** Data to use follows **

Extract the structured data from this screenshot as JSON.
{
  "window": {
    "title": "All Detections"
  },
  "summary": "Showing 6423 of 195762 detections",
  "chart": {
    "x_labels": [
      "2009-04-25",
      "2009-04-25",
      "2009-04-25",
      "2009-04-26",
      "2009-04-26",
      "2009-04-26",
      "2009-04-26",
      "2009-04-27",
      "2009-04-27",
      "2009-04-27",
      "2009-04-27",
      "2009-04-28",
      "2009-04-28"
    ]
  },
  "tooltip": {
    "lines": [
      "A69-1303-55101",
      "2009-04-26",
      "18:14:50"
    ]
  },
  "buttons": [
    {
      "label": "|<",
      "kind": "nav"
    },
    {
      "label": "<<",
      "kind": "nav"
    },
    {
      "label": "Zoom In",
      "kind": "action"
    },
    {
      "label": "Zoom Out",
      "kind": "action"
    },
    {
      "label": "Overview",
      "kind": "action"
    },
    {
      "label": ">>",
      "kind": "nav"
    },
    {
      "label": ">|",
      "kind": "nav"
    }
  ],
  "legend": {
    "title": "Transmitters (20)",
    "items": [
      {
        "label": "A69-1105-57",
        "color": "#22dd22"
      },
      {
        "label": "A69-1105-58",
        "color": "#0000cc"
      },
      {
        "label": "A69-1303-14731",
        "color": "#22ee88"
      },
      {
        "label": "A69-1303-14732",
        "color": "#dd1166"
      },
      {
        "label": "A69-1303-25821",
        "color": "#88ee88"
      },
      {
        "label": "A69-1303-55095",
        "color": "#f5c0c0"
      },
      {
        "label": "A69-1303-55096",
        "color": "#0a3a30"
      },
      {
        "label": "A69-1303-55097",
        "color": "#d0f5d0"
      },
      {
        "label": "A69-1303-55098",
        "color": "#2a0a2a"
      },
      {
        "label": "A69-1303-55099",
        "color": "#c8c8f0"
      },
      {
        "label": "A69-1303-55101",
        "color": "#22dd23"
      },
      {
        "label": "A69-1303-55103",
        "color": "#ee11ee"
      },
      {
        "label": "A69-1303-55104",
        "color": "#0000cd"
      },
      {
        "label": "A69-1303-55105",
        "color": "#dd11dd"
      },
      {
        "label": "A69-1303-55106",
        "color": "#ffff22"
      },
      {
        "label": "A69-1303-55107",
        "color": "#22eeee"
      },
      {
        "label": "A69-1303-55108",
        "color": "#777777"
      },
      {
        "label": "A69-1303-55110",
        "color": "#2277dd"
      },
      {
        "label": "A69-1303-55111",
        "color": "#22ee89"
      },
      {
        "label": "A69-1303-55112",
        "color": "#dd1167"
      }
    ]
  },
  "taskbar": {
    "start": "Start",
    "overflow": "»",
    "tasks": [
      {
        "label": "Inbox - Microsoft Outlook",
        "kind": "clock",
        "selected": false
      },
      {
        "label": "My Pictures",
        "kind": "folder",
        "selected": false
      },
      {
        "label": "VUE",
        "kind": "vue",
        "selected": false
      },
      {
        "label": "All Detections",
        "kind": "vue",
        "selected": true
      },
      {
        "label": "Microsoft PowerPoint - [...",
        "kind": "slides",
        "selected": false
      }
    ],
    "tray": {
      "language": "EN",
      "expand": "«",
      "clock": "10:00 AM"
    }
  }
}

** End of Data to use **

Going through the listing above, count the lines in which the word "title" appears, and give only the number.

→ **Response area**:
2